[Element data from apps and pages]
# # # #

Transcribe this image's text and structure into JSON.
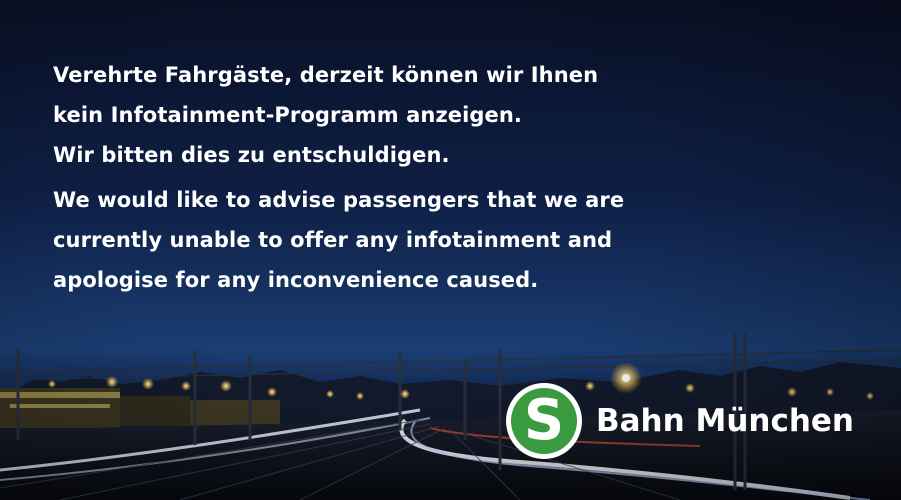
{
  "message": {
    "german": [
      "Verehrte Fahrgäste, derzeit können wir Ihnen",
      "kein Infotainment-Programm anzeigen.",
      "Wir bitten dies zu entschuldigen."
    ],
    "english": [
      "We would like to advise passengers that we are",
      "currently unable to offer any infotainment and",
      "apologise for any inconvenience caused."
    ]
  },
  "logo": {
    "letter": "S",
    "text": "Bahn München",
    "badge_color": "#3a9a40"
  },
  "colors": {
    "text": "#ffffff",
    "sky_top": "#0a1026",
    "sky_horizon": "#1a3e73"
  }
}
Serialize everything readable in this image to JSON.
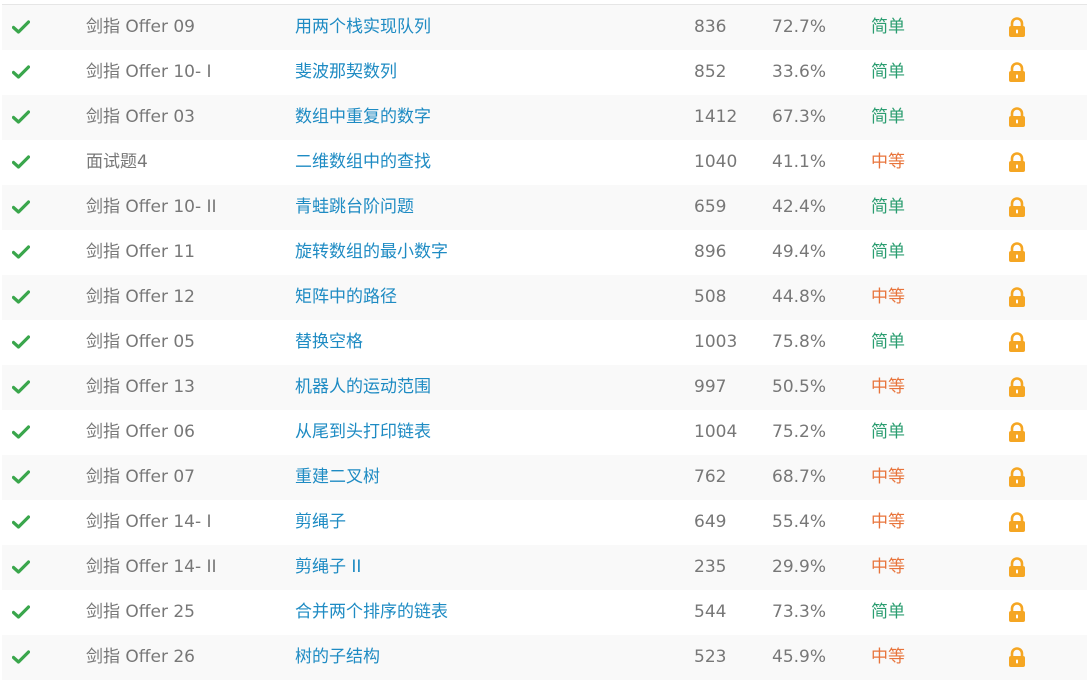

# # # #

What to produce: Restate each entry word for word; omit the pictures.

The completed task:
Transcribe this image's text and structure into JSON.
{
  "message": {
    "german": [
      "Verehrte Fahrgäste, derzeit können wir Ihnen",
      "kein Infotainment-Programm anzeigen.",
      "Wir bitten dies zu entschuldigen."
    ],
    "english": [
      "We would like to advise passengers that we are",
      "currently unable to offer any infotainment and",
      "apologise for any inconvenience caused."
    ]
  },
  "logo": {
    "letter": "S",
    "text": "Bahn München",
    "badge_color": "#3a9a40"
  },
  "colors": {
    "text": "#ffffff",
    "sky_top": "#0a1026",
    "sky_horizon": "#1a3e73"
  }
}
Serialize everything readable in this image to JSON.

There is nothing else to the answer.